  • According to statistics kept by the Powell River Real Estate Board, 64% of home sales in the first half of 2018 were for principal residences, with a 33% increase in the median selling price for residential single-family homes in 2018.

  • 50% of properties sold were to out-of-town buyers in the last three years. Many buyers were from the Hope to Squamish corridor and around half were moving for job-related reasons.

  • The value of building permits for the city doubled from 2017 to 2018.

  • Enrollment in School District 47 has increased for three years, from 2,054 in 2016 to 2,278 in 2018.

  • The Public Health Unit reports a rise in the number of children under four years in the community.
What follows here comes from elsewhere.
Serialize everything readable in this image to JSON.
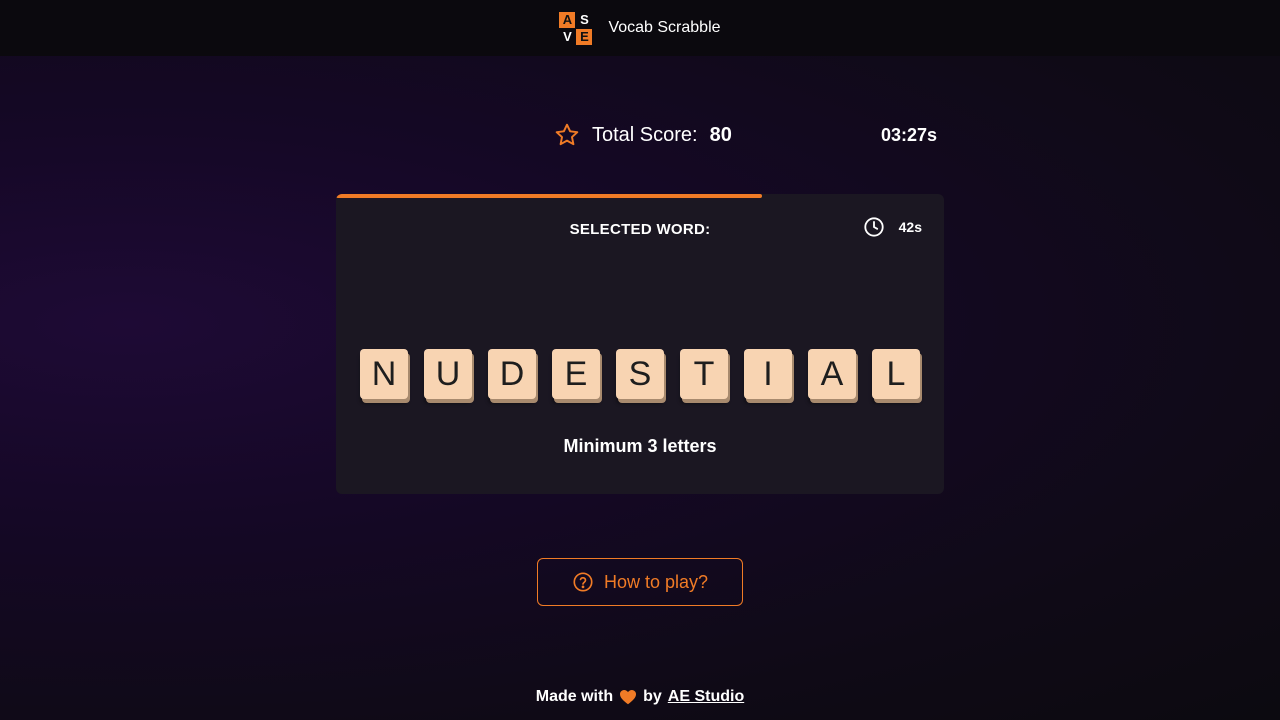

  • Foreign interest in Powell River is increasing, with a newly opened shellfish hatchery owned by a Chinese seafood producer, and an international secondary school owned by Sino Bright Schools.

  • A land deal was recently completed with a Chinese company to build an Aviation Industrial Mall on an 11.5-acre parcel at the City’s airport.

Lessons Learned

  • Resident attraction campaigns get a huge boost with “buy-in” from residents using their personal social media networks to get the message out.

  • Development services need to be prepared to handle an influx of zoning and building permit applications coming from the incoming residents and investment.

  • Growth in population may not land where it’s expected, making it important for municipalities to work with their neighboring jurisdictions to coordinate services and infrastructure to meet broader community needs.

November 30, 2018